- _BRIEF_: Could you return each line of the material that has "Congés" in it?

- _DATA TO PROCESS_:
- Opening Delimiter -
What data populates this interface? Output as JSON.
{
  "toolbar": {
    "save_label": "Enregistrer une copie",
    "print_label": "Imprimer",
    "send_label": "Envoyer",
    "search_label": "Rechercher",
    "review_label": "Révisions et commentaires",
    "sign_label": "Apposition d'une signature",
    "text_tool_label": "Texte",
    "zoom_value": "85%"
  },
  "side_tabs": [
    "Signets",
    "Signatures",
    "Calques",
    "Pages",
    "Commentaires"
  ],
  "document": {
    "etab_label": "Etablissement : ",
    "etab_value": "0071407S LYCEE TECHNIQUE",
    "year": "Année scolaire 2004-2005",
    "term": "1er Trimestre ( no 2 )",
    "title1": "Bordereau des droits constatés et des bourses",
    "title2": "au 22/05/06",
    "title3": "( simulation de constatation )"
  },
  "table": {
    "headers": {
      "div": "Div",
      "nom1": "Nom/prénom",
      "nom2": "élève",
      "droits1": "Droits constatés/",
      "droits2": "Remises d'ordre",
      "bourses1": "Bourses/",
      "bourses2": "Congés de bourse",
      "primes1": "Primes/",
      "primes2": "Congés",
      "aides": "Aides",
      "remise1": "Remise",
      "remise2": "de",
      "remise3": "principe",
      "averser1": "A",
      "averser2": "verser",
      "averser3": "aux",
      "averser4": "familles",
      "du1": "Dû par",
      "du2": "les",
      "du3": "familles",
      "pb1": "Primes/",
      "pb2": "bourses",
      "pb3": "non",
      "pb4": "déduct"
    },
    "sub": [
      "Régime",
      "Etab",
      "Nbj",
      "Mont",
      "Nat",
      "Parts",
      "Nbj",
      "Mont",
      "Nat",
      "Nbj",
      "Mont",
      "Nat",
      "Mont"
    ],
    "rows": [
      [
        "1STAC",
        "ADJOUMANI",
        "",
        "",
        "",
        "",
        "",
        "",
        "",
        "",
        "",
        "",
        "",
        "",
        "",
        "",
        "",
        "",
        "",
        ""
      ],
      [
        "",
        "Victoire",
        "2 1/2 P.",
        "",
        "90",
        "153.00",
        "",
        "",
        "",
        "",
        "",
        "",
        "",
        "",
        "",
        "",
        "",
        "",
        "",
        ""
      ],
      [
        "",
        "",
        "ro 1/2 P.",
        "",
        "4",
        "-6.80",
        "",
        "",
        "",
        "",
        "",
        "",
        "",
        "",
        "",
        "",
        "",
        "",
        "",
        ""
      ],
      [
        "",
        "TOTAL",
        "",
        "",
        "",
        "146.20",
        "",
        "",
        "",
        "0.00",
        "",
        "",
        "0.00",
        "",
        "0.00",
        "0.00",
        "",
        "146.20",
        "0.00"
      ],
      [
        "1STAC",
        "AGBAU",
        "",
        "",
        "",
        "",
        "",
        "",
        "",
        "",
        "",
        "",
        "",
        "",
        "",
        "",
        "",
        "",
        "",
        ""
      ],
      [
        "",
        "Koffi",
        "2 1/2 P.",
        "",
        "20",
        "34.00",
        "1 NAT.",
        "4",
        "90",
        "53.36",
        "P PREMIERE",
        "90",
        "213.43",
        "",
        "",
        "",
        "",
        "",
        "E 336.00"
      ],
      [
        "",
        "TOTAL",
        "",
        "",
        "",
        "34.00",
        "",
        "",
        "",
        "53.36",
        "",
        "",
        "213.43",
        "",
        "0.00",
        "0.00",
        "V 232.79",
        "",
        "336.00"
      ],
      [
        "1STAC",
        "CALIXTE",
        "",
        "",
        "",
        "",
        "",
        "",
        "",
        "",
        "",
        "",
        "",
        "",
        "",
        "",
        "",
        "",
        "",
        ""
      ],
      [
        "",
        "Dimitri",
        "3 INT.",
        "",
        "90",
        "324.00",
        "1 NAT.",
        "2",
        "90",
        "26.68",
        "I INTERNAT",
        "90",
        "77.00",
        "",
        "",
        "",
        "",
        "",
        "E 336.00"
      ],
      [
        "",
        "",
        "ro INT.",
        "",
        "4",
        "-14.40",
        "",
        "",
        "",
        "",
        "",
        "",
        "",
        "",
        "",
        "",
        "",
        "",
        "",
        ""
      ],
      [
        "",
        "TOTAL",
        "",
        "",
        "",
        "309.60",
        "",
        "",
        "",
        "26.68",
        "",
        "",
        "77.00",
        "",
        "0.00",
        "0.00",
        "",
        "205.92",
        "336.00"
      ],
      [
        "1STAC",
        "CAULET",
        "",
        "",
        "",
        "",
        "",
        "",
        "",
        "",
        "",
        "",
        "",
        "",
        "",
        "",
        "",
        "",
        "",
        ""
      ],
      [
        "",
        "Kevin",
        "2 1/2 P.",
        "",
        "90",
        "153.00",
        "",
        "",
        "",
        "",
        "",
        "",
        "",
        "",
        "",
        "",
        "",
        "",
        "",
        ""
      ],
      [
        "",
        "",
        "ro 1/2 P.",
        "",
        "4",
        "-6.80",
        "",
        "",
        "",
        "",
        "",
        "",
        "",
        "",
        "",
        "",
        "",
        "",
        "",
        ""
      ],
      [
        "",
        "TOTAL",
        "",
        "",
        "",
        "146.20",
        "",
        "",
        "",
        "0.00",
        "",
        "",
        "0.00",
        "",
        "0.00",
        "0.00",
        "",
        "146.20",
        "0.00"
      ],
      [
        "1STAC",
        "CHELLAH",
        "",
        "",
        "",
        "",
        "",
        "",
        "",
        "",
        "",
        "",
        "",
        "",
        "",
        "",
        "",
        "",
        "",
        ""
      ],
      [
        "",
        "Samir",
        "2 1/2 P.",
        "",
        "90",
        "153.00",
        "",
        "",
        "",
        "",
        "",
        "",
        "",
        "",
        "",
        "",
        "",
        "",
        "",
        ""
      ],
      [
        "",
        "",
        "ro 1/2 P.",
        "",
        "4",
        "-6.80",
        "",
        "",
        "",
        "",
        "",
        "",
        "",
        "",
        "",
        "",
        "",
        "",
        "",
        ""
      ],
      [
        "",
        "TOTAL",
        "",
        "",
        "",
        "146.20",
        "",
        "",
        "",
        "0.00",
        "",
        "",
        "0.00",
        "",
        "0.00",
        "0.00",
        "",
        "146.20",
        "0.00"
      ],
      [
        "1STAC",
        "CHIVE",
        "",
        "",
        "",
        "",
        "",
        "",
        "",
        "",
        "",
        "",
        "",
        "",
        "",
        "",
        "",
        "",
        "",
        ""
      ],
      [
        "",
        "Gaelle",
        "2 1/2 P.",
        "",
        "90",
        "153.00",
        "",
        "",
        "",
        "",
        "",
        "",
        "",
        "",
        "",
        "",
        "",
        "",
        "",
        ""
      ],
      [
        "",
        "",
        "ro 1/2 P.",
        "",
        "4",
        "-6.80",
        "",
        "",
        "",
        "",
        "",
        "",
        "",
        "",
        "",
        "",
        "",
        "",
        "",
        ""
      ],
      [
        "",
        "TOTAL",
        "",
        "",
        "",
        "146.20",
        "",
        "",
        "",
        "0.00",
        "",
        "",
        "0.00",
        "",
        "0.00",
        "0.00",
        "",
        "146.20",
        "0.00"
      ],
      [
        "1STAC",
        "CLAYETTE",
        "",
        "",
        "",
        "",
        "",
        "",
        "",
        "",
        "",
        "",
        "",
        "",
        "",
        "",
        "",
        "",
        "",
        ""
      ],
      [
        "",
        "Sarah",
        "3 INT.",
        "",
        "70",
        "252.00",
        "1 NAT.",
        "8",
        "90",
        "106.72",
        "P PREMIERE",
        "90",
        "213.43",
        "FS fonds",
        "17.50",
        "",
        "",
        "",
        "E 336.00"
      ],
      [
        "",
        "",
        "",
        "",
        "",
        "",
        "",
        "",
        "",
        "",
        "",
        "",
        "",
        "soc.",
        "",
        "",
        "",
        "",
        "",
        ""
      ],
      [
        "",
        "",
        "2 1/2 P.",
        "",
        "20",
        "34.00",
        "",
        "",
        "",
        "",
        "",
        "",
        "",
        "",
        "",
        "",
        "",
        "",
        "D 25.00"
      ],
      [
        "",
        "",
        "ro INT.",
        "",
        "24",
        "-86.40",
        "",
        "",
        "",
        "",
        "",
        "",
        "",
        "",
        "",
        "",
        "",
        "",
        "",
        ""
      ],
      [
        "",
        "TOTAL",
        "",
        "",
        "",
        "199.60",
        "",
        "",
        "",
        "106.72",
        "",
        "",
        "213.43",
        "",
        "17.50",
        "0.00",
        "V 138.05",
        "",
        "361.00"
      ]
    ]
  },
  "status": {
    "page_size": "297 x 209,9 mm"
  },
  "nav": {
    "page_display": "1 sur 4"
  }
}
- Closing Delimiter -
- _OUTPUT OF THE EXERCISE_:
      "bourses2": "Congés de bourse",
      "primes2": "Congés",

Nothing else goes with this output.